Research Project: Diagnostic and Control Strategies for Malignant Catarrhal Fever

Location: Animal Disease Research

Title: Ibex-associated malignant catarrhal fever in duikers (Cephalophus spp)

Author
item CARVALLO, FRANCISCO - University Of California, Davis
item UZAL, FRANCISCO - University Of California, Davis
item MOORE, JANET - University Of California, Davis
item JACKSON, KENNETH - University Of California, Davis
item NYAOKE, AKINYI - University Of California, Davis
item NAPLES, LISA - California Animal Health Laboratory
item DAVIS-POWELL, JORDAN - California Animal Health Laboratory
item STADLER, CYNTHIA - California Animal Health Laboratory
item BOREN, BRANDON - California Animal Health Laboratory
item Cunha, Cristina
item LI, HONG - Retired ARS Employee
item PESAVENTO, PATRICIA - University Of California, Davis

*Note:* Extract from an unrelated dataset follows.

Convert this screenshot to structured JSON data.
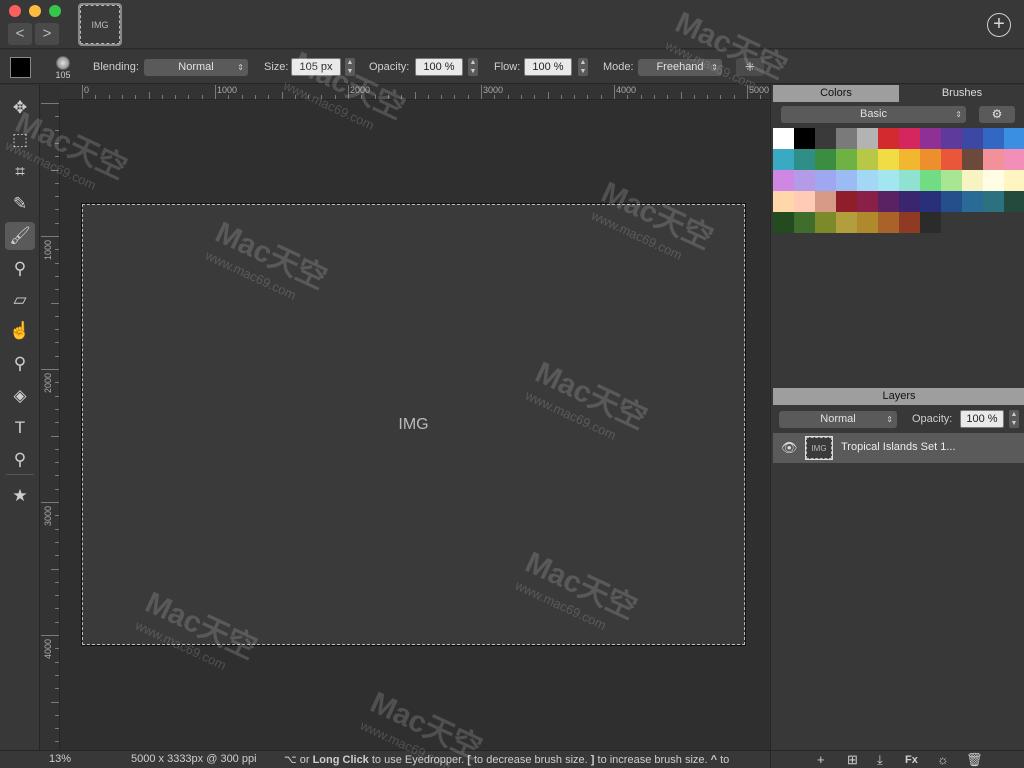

Submitted to: Veterinary Pathology
Publication Type: Peer Reviewed Journal
Publication Acceptance Date: 3/3/2020
Publication Date: 5/14/2020
Citation: Carvallo, F.R., Uzal, F.A., Moore, J.D., Jackson, K., Nyaoke, A.C., Naples, L., Davis-Powell, J., Stadler, C.K., Boren, B.A., Cunha, C.W., Li, H., Pesavento, P.A. 2020. Ibex-associated malignant catarrhal fever in duikers (Cephalophus spp). Veterinary Pathology. 57:4(577-581). https://doi.org/10.1177/0300985820918313.
DOI: https://doi.org/10.1177/0300985820918313

Interpretive Summary: Malignant catarrhal fever (MCF) in zoos and private collections occurs in various combination of reservoirs and susceptible species. To better control the disease in these settings, it is critical that cases are properly diagnosed and the source of virus identified. Here we describe for the first time an outbreak of ibex-associated MCF in duikers housed in a single zoological collection. Presumptive diagnosis was based on epidemiological, clinical and pathological manifestations and specific molecular techniques (PCR and in situ hybridization) were used to confirming the final diagnosis of ibex-associated MCF in this group of duikers. Identical viral sequences were also detected in blood and tissues of seven ibexes (Capra ibex) housed in a separate enclosure 35 meters away, confirming the source of the virus that infected the duikers. Besides adding duikers to the list of species susceptible to ibex-associated MCF, this report describes in details the disease pathology and serves as a reference for prevention of future cases.

Technical Abstract: Eight duikers, representing three different species co-housed in a single zoological collection, died in a 10-month period. Black, red-flanked and yellow-backed duikers were affected, appearing clinically with a combination of anorexia, diarrhea, ataxia, tremors, and/or stupor, followed by death within 72 hours of onset of clinical signs. Consistent gross findings were generalized lymphoadenomegaly, peritoneal and pleural effusion, and pulmonary ecchymoses. Dense infiltration of lymphocytes and arteritis affected numerous tissues in most animals. Ibex-associated malignant catarrhal fever (MCF) viral DNA was detected in all cases by PCR and in situ hybridization. Identical ibex-associated MCFV sequence was detected in spleen of ibex (Capra ibex) housed in a separate enclosure 35 meters away.